But to be a successful writer, you need two extra things: drive and the ability to learn. Drive is going to keep pushing you through unknown territory as you wrangle your story from its beginning to its end. And you will learn how to do it as you go, not just that first time but every single time you sit down to write. Once you’ve done it enough times, coming up with ideas won’t be a problem. In fact, you’ll have to beat ideas off with a baseball bat.
And that’s actually another problem. You end up with too many ideas. You’ll often feel compelled to scribble notes for them, do rough outlines if the idea is a good one, and you end up with twenty or thirty novels-in-progress at any given point in time. Even if you don’t have a day job (and most of us do) you couldn’t possibly write all of these novels, not if you want to do a good job of it. And that can paralyze you, much in the same way a sink full of dishes makes you want to avoid doing the dishes at all costs.
So how do you get past that? You pick a spot and start. Sometimes you have a false start, so you pick another and try again. You commit to a particular story and you finish it, come Hell or high water. That’s where drive comes in. If you try to rely on inspiration, you’ll start writing a hundred books and drop every one of them when the work gets too hard.

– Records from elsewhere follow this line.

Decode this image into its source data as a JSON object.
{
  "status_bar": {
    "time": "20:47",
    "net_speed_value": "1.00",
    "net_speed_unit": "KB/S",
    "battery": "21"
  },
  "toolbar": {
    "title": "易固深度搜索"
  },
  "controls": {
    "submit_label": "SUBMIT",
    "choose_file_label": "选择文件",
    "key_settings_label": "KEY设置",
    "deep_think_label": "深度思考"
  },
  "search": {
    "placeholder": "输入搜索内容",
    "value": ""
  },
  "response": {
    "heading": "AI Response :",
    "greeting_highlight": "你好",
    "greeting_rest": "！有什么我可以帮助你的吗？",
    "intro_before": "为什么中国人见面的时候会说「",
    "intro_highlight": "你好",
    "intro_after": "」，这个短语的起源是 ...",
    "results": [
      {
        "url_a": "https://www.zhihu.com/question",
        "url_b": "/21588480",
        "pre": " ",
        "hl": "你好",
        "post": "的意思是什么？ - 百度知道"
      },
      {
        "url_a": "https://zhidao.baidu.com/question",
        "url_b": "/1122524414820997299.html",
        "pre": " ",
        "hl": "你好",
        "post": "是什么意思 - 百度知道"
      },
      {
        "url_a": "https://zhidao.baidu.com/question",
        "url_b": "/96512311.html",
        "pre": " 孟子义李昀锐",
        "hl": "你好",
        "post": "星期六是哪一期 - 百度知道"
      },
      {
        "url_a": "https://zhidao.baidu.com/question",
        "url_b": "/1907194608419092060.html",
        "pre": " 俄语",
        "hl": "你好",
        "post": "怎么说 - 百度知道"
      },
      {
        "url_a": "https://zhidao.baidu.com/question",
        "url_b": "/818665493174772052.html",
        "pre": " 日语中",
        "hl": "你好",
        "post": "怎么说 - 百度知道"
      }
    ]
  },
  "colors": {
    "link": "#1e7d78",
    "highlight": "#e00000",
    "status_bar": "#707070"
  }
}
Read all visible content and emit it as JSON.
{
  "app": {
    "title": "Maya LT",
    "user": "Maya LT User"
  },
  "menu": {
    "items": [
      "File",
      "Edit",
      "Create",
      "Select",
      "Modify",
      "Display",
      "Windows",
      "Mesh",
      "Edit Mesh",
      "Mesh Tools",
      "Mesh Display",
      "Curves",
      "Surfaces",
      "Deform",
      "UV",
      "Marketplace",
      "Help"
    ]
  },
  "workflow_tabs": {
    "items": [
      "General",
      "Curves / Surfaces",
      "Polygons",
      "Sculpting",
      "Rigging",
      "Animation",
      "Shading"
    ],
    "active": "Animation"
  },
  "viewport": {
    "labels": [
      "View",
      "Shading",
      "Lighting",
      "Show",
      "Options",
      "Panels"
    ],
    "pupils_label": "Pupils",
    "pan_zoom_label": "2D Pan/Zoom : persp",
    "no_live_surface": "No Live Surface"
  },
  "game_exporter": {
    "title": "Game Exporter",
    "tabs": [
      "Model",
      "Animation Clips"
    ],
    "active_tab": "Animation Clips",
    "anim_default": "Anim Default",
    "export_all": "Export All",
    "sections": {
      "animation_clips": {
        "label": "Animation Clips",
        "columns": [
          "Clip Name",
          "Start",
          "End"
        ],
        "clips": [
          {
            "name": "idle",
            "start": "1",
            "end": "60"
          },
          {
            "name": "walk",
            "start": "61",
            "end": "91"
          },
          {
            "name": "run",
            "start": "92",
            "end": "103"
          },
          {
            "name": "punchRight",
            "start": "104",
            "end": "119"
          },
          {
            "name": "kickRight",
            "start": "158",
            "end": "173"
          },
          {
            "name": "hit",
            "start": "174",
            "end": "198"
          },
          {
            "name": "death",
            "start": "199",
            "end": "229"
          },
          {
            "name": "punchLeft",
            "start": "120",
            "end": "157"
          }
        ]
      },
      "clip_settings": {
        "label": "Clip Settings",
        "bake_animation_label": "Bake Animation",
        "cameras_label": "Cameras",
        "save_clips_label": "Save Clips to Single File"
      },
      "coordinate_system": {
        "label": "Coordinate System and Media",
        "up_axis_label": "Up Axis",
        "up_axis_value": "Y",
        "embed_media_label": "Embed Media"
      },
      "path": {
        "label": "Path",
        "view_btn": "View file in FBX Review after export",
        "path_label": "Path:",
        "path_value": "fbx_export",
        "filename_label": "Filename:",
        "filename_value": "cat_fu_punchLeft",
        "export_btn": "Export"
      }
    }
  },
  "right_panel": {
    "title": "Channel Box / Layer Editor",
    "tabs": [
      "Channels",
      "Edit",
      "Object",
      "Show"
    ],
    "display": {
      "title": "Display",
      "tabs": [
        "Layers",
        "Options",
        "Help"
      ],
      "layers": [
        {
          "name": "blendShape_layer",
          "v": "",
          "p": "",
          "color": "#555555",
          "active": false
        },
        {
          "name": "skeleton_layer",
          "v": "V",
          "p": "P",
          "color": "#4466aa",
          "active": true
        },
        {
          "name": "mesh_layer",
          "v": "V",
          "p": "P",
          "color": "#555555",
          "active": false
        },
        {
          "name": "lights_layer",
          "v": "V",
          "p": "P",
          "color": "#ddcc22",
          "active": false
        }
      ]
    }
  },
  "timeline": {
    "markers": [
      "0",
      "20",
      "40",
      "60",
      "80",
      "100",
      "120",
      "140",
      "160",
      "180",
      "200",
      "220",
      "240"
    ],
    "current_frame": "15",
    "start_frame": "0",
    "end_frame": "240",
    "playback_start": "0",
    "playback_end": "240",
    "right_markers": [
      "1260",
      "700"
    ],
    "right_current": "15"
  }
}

I’ve written fourteen books in about twenty years. That’s not counting another twenty that are about half finished and yet another twenty that are just in the form of rough notes. If I’m lucky, I’ll get to keep writing books as long as I want to, until I croak in front of my computer (or whatever gizmo takes its place). Getting enough ideas probably won’t be a problem, even if I get over the need to write and develop some other all-consuming pastime. No, I suspect my problem will always be too many ideas (and too many dishes, for that matter).
So pardon me while I pick a spot and get started. And pass the dishwashing liquid.